Smaller trail cameras are lightweight and easy to carry. Blending it with the environment is easier, given its size. Aside from that, thieves are less interested with small cameras and would have difficulty finding one if they happen to wander in the forest.
Not to mention, small trail cameras are cheaper too.
10Opt for a trail camera with the cellular ability
If you don’t want to be anxious all the time, thinking of the possibility of your trail camera getting stolen, you should opt for a model with cellular ability. It will send photos and videos directly to your phone, so you can monitor the bucks without going to the forest.
Aside from that, it can also eliminate the hassle of going to the forest again and checking your camera for any images or videos. It will decrease the likeliness of your scent leaking in the area and scaring off the wandering bucks.
You will know if something is wrong with your camera or if it has been stolen with the pictures sent to your phone. If the batteries are fresh and it suddenly stops sending photos, it can be your signal to check the trail camera personally in the forest to see if it’s still there.

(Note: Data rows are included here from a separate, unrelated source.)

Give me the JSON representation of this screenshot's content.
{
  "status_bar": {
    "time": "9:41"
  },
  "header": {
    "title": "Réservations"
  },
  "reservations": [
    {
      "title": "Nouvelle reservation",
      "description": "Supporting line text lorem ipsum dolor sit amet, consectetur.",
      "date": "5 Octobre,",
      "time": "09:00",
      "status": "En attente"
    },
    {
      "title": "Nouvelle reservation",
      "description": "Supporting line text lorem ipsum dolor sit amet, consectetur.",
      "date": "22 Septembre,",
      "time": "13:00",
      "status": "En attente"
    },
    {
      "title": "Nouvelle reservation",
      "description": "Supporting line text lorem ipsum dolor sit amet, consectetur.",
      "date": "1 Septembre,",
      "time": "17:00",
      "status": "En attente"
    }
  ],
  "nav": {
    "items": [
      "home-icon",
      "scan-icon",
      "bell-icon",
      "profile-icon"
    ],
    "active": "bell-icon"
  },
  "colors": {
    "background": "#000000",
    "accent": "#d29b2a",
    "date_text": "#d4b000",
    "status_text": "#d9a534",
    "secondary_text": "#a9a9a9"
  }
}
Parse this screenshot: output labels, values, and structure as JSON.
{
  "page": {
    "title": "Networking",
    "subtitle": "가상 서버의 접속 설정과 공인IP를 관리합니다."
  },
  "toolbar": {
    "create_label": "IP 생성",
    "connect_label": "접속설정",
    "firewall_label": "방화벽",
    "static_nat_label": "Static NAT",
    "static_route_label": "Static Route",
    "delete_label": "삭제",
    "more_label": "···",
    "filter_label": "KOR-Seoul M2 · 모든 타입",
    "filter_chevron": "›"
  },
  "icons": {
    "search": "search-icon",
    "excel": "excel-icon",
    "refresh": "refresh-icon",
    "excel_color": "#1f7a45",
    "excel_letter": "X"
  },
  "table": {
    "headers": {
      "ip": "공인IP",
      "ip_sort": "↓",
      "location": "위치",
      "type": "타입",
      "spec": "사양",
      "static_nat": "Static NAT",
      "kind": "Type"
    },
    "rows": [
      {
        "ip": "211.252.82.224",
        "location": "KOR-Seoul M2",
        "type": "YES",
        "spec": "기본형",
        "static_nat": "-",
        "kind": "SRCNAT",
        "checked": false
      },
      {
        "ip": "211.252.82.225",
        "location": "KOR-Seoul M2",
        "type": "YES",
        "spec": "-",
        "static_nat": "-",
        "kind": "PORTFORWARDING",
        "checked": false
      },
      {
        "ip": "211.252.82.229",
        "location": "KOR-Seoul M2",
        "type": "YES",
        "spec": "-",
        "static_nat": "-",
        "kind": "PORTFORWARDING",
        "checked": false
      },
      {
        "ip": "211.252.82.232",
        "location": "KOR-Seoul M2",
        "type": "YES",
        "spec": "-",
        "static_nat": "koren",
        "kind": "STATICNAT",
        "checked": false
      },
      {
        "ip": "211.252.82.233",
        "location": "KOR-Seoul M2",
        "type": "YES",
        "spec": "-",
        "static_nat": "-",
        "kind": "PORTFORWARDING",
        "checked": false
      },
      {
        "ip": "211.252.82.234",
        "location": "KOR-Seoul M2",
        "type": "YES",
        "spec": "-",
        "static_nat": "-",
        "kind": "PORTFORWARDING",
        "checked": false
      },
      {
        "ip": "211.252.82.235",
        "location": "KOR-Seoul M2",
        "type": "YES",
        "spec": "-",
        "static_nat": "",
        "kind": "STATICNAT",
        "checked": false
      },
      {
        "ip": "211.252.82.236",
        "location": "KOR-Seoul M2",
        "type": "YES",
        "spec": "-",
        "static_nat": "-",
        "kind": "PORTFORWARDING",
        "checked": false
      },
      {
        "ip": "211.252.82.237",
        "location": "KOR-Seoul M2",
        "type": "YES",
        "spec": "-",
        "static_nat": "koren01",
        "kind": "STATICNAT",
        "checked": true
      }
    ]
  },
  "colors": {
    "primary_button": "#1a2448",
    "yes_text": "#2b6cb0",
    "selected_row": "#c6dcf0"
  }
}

However, keep in mind that trail cameras with cellular ability can be more expensive than standard cameras.
Accessories You Should Consider Buying
Here is a list of the accessories that you should consider buying for your trail camera. It will make your set up easier and faster, and it also keeps your device secured at all times.
- Security box– these lock boxes are usually made of metal and designed for various models of a trail camera. It can’t be opened without code or a key. And these boxes are built to resist rust and corrosion, protecting and preserving the service life of your trail camera.
- Trail camera power pack- this accessory is new to the market and works by increasing the battery life of your trail camera. It can hold up to eight AA batteries at the same time. Most hunters who set up their trail cameras miles away from home opt to use this power pack as it can save them from the trip of constantly checking their game camera.
- Tree mounts- as what we’ve mentioned above, tree mounts are designed to reduce the visibility of your mounted trail camera. Now you can mount your trail camera in any tree you want without difficulty.
- Lock cable- this is handy if you’re planning to mount your camera in a tree within eye level. No one can easily knock off the camera from the cable. Security cables lock, and keys are usually sold by the set.
- Ladder- this is optional. If you want to install your game camera high above the eye level, you should carry a ladder with you. Tree ladders for hunting are designed to ease the work of hunters when mounting the camera on one of the tree’s sub-branches.
- Camo skin- if your trail camera doesn’t come with a camouflage exterior, you should consider buying a camo skin instead. You can wrap it around the body of your trail camera, put some real vines, leaves, and twigs and you’re good to go. Make sure that the skin matches the model of your trail camera otherwise it wouldn’t fit.
It is a glaring fact that even in the forest, there are still thieves who would take advantage of your absence to steal your trail camera.
Use the tips as mentioned above to deal with trail camera theft. It can help you decrease the risks of your camera from getting stolen. As a hunter, you shouldn’t only know how to choose and use the right trail camera. You should also know how to keep it away from the prying hands of thieves and keep it safe until you come back.
While you can’t control the number of thieves alarmingly increasing, the best you can do is hide your trail camera effectively.